* RECORD SET
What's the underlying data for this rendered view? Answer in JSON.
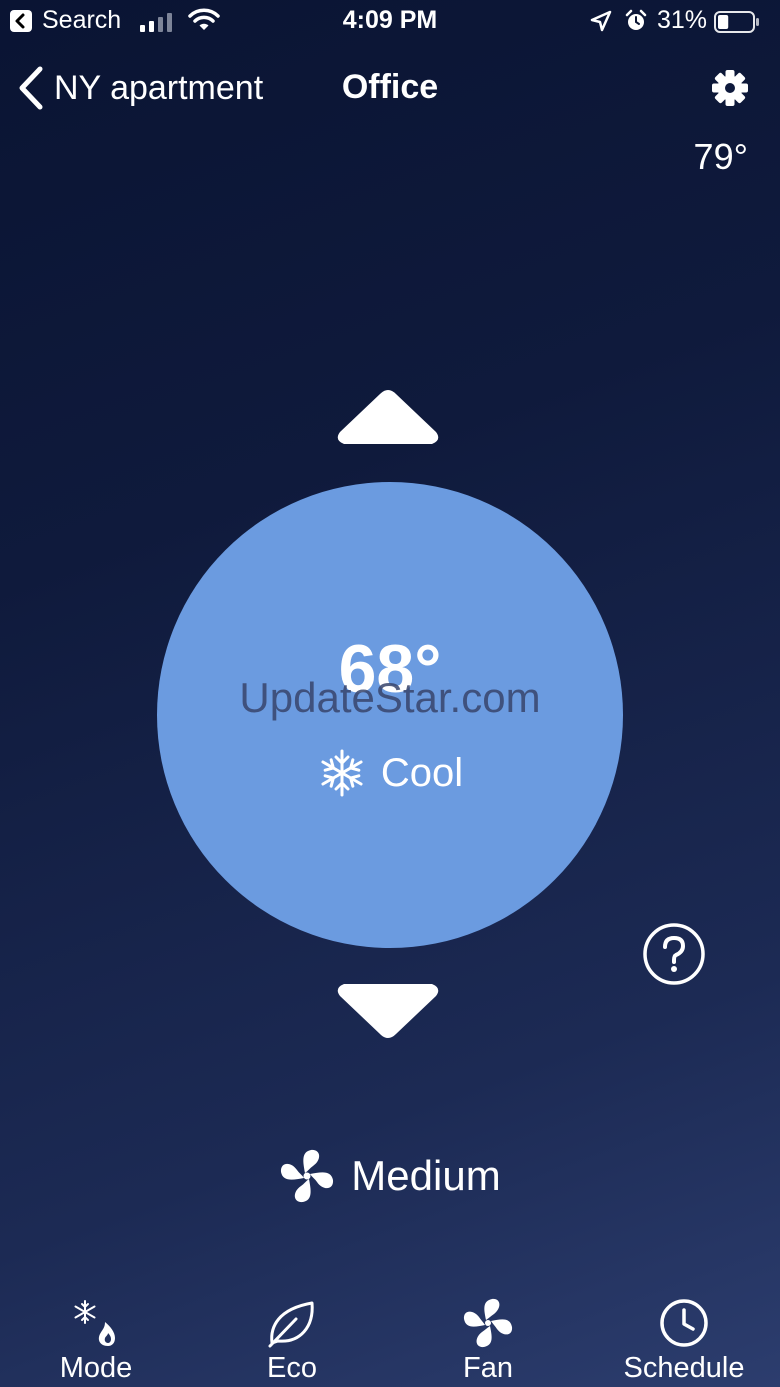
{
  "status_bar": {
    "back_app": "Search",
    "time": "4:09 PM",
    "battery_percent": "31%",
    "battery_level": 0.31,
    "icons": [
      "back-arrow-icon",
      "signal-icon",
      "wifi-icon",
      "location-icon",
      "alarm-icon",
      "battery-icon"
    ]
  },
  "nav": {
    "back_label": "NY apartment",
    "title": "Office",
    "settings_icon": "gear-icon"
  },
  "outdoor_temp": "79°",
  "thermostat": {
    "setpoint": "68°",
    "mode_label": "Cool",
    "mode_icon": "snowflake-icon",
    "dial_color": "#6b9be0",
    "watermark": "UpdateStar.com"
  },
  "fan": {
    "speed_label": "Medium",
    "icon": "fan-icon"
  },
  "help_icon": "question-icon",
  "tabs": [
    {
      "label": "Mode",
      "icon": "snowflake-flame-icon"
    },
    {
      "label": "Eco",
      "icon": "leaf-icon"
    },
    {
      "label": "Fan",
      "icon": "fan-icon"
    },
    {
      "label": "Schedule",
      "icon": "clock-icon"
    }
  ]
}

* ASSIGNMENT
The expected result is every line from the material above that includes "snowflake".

* ANSWER TO THE PROBLEM
    "mode_icon": "snowflake-icon",
      "icon": "snowflake-flame-icon"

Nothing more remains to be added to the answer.